Launched February 20, 2021
Taylor ThinSat-B, also called Sat6 or Sat8, was the university’s second-launched ThinSat and the first satellite to use the Parallax Propellor 8-core microprocessor in space. It recorded atmospheric conditions such as
temperature, magnetic forces, and UV light levels, as well as the orbital conditions of the satellite itself (acceleration, rotations per minute, etc). One of its specific goals was to learn more about the impact of gamma
rays from the sun hitting the satellite, a phenomenon known to alter the digital data it stores.
The development process began on campus early in February of 2020 but took an unexpected turn when the COVID-19 pandemic required the university to move all operations online in mid-March. The unfamiliar situation did not prove enough to stop the development team’s determination, however, as students continued working remotely, with faculty on-campus integrating their work into the mainframe provided by NearSpace Launch. Within three months of the project’s start, the team had produced a working satellite, and they later delivered it to Virginia Space. Taylor ThinSat-B was launched along with 29 other ThinSats on the NG-15 Cygnus spacecraft and Antares rocket the S.S. Katherine Johnson from the NASA Wallops Flight Facility in Virginia on Feb. 20, 2021.
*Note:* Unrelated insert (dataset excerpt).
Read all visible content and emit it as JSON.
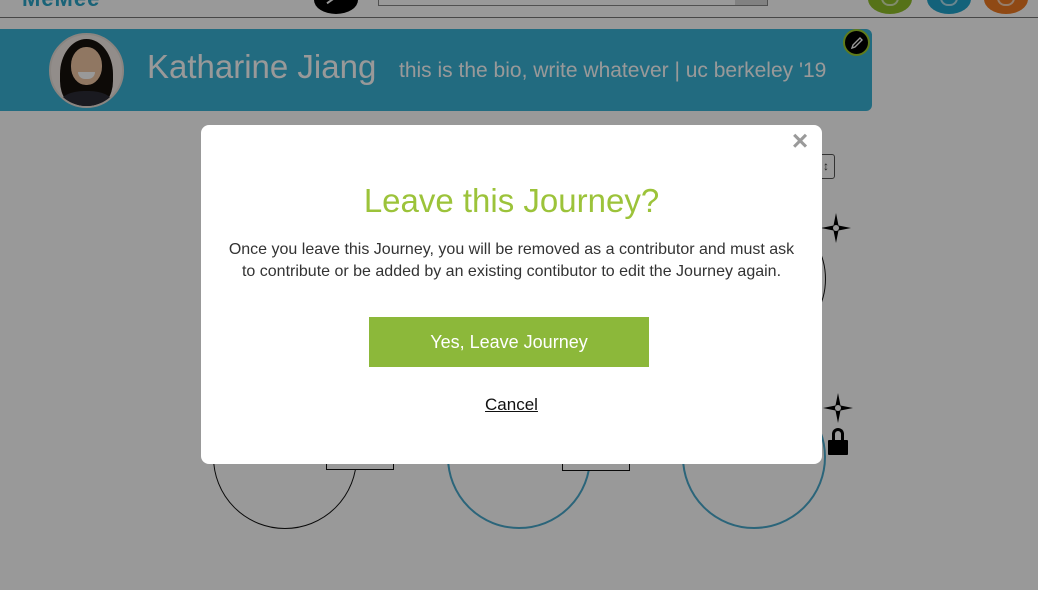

Faculty mentors: Stefan Brandle, Rob Cartwright, Steve Dalcher
Built in 2001
Built in 2005
Launched Apr. 18, 2014
Built in 2015
Built in 2017